Now that he’s retired from competition, Berrett continues to contribute to the world of Athletics. In addition to his involvement with Athletics Alberta and the NTC, he organizes a program called AthletiKids, a twice-weekly before-school program for elementary school kids. It is a modified version of Athletics Canada’s Run, Jump, Throw program. “I do this because I believe that the importance of physical fitness is often overlooked despite a mandated 30 minute daily activity in Alberta schools, and because I would like to provide an opportunity for youngsters to get exposed to the sport that has given me so much,” says Berrett. He adds, “The ultimate goal is to fine-tune the program to make it easily delivered by the non-expert instructor in schools across Alberta and beyond.”
Berrett also enjoys running for 45 minutes to an hour daily with Ozzie, his Portuguese Waterdog.
Q & A with Tim Berrett:
What is your favourite anecdote from your competitive career?

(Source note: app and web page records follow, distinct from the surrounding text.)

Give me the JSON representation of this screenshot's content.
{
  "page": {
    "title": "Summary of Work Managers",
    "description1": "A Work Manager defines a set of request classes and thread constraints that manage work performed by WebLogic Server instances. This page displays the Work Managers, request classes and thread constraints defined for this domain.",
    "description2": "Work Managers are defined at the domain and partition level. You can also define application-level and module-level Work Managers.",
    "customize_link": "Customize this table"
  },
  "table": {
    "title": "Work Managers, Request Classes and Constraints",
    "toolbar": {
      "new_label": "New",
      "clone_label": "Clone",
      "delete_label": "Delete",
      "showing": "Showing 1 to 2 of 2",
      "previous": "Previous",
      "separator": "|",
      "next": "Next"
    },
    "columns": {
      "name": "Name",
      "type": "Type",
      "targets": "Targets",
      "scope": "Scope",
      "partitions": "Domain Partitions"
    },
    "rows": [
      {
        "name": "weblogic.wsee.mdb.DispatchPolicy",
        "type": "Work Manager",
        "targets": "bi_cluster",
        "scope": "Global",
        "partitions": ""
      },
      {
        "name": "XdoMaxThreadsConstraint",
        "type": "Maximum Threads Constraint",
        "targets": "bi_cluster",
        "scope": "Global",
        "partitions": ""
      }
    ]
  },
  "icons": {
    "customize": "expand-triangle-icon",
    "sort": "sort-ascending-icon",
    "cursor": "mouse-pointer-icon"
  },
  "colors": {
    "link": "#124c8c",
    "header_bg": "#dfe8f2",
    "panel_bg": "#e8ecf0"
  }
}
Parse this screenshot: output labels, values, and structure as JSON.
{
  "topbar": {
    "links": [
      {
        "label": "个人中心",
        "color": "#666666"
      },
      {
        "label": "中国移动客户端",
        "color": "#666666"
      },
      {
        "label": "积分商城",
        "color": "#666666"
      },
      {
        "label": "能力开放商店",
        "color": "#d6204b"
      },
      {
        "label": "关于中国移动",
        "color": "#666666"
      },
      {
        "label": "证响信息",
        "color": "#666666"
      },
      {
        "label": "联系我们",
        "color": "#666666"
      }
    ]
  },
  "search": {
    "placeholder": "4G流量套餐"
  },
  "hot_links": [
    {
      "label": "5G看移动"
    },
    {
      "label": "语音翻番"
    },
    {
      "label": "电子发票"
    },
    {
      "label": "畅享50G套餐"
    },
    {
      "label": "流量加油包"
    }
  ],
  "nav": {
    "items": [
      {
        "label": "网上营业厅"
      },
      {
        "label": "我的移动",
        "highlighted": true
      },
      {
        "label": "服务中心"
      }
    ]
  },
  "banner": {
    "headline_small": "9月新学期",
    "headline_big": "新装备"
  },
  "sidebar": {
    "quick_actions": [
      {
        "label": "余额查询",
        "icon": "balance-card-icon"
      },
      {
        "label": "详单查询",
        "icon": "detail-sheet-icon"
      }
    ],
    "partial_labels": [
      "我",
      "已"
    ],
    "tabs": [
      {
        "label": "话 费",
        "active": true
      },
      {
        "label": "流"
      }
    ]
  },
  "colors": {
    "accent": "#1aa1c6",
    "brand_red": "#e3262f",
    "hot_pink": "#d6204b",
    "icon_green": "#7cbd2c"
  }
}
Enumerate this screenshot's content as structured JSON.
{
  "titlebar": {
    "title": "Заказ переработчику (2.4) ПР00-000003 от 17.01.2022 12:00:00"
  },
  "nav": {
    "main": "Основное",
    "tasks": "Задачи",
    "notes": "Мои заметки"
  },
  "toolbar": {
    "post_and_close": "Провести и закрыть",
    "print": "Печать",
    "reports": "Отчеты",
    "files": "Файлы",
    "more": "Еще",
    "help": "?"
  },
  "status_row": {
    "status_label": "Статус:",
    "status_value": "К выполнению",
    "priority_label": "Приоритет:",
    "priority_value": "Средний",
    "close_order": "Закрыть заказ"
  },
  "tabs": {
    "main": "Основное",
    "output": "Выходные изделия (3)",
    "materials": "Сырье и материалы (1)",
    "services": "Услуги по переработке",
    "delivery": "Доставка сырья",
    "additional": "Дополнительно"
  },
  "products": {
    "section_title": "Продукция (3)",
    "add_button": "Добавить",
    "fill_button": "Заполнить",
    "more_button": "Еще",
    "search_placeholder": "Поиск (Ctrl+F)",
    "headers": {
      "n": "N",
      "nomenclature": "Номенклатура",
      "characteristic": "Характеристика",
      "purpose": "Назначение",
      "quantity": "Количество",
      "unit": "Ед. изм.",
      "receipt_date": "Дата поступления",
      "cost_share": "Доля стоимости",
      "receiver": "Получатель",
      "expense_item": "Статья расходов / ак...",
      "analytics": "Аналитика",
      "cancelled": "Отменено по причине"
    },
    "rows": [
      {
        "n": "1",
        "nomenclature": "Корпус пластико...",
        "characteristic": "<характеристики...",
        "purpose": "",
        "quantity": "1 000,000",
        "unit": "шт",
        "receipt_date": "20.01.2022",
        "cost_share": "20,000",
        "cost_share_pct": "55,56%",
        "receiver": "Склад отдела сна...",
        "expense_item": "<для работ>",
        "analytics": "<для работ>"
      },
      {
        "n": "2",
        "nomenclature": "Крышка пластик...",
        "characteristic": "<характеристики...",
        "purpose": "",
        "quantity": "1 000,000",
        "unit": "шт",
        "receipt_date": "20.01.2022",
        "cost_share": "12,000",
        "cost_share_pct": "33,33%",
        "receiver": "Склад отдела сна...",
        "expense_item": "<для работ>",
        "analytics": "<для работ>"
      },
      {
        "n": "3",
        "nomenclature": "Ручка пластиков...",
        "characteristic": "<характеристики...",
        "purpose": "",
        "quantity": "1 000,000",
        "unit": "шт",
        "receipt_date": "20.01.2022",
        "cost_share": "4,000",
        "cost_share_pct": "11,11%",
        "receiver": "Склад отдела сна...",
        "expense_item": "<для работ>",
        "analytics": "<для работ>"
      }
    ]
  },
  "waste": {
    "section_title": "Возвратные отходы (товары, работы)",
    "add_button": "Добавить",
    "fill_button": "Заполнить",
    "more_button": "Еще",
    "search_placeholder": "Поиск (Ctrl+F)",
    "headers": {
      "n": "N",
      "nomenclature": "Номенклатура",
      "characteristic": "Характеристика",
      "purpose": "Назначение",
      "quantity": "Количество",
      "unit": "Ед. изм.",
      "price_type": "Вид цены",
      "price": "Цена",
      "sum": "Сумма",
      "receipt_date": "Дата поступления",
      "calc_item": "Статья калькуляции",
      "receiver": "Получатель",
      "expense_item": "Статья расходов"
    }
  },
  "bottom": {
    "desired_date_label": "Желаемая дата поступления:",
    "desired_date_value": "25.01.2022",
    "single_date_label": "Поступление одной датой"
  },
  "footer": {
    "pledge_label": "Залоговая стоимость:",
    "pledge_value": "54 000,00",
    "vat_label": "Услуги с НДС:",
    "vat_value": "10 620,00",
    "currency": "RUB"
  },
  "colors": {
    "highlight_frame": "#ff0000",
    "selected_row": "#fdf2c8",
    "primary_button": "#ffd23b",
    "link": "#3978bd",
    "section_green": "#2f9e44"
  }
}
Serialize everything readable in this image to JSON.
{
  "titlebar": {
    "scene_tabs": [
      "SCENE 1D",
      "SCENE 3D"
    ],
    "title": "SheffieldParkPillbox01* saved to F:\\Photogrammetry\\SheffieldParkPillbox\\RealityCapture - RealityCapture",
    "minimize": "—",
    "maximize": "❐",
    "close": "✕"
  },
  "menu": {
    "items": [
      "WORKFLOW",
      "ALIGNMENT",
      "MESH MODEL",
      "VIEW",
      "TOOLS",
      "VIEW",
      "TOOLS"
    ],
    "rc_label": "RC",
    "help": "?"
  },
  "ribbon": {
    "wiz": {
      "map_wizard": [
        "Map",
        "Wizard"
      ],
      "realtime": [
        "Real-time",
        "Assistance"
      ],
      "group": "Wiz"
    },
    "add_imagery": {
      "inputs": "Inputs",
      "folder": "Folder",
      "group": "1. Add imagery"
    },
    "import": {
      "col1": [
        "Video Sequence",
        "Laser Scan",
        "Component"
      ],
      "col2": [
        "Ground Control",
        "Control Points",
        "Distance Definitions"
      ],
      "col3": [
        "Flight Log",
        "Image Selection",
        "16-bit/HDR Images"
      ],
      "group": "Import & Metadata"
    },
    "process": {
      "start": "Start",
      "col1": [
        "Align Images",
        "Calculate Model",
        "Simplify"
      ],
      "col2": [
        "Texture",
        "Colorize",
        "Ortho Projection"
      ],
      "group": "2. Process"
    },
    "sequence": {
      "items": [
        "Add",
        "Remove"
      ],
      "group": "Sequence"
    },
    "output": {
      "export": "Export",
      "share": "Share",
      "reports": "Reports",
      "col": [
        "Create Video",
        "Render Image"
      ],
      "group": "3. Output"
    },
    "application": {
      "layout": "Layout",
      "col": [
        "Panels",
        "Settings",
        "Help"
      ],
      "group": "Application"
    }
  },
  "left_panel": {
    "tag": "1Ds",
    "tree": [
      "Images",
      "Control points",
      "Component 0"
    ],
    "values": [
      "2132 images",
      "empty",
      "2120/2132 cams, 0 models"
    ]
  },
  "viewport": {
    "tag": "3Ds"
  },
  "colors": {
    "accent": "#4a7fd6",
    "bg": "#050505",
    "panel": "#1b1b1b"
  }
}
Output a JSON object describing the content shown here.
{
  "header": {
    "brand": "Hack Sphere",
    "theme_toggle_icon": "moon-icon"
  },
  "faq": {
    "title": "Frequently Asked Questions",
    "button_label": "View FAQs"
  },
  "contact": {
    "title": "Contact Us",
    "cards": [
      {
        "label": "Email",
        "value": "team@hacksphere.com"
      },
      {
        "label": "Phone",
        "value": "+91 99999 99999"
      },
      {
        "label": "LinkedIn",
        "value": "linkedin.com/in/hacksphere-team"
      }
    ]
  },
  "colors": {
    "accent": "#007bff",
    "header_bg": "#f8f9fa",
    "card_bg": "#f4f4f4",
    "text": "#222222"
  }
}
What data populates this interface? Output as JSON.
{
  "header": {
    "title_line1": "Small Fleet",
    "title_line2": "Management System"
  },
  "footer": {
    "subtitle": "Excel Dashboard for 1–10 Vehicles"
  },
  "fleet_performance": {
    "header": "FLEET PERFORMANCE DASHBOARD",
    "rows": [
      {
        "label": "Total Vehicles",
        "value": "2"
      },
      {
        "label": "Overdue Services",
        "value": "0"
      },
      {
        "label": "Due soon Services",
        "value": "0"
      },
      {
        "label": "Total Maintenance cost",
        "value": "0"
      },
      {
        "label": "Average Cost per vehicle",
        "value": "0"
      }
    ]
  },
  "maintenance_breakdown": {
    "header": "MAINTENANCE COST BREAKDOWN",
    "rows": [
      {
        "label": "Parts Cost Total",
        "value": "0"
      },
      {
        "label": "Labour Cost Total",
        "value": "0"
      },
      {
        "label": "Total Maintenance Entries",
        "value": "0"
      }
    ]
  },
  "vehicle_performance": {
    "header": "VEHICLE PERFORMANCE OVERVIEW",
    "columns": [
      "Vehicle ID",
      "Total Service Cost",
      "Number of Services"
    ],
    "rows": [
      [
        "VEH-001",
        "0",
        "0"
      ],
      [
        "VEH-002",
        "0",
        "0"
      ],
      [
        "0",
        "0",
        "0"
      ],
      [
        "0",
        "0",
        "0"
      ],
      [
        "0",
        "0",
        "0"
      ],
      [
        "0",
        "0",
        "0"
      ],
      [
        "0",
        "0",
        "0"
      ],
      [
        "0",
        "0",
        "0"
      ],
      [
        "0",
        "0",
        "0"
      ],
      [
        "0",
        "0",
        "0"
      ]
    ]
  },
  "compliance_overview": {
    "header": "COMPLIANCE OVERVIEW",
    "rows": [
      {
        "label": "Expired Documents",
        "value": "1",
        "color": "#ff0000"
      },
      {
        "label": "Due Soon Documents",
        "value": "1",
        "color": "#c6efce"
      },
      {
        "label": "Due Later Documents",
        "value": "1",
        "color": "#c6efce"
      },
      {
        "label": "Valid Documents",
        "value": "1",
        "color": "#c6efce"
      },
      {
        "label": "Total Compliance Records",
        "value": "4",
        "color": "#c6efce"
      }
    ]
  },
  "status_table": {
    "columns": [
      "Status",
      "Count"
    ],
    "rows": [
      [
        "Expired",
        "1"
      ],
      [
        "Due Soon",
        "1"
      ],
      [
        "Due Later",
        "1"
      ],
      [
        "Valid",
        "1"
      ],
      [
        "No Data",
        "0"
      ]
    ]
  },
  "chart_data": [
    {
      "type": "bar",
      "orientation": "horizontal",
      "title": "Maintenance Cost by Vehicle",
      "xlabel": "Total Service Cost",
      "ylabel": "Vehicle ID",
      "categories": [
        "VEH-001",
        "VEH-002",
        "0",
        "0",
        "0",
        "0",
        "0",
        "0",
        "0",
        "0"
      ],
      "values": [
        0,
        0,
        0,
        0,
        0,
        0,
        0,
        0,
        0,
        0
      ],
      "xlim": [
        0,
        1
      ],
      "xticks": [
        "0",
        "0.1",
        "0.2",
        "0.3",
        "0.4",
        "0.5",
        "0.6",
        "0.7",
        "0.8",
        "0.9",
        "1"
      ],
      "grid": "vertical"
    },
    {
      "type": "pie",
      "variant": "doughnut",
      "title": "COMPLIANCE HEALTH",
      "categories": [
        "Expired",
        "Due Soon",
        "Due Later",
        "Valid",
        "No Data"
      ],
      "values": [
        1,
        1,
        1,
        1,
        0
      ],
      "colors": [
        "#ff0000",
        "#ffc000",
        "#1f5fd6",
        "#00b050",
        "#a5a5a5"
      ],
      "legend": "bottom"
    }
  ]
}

My training environment was not always what one might consider to be ‘ideal’. On a monthly basis, my coach and I would arrange to meet in person – alternating between Edmonton (where I was based) and Saskatchewan (where he lives) to work on technique. In the spring of 1993, it was my turn to make the trek to northern Saskatchewan just prior to competing at the World Cup of Race Walking that was to be held in Monterrey, Mexico. On arrival in Stanley Mission past midnight, after having driven 9 hours from Edmonton, I didn’t notice that there were no paved roads in the town. When I woke up the next morning and saw that the only roads were of the dirt variety, which (given the impending spring thaw) had turned to thick mud, I asked my coach where I was going to train for the next couple of days. As usual, he had a plan…even though the town did not have a treadmill, or a gym larger than a volleyball court. He drove me to a lake just outside town & informed m that this was to be our training venue. I looked for the path around the lake that did not exist. John checked the thickness and traction of the ice & deemed it safe enough to mark out a 500m course for me to walk countless laps around, while he kept a watchful eye from the middle of the lake. Over the next couple of days, that was the only place for me to train, but the workouts were good. So good, that I went on to have one of my best ever performances at the World Cup two weeks later (finishing 5th). Other athletes from around the world wondered what my secret training had been leading up to my breakthrough international performance. I simply told them that I’d been walking on water (remember that this was the days before underwater treadmills)!
What are your favourite Mizuno products?
All of them!
Shoes: While I was competing, I would use lightweight racing shoes such as Wave Ronin and Wave Musha for both training and racing. I also trained in lightweight trainers such as the Wave Precision and Wave Elixir. Now that I am doing more running, I enjoy the additional spring afforded by the Wave Inspire, and the traction on the trails provided by the Wave Ascend.
Outerwear: In winter, I rarely run without my Breath Thermo gloves and toque, as well as my Breath Thermo pants. On windy days, I enjoy the lightweight protection from the wind provided by the Cabrakan jacket.
Performance clothing: In summer, I’ll usually wear lightweight tee-shirts, such as the Aero, and fast-drying shorts like the Ascend. In the winter, I’ll use a Breath Thermo mock turtle long-sleeved tee-shirt on cooler days, or, on very cold days, a Breath Thermo Stretch Crew.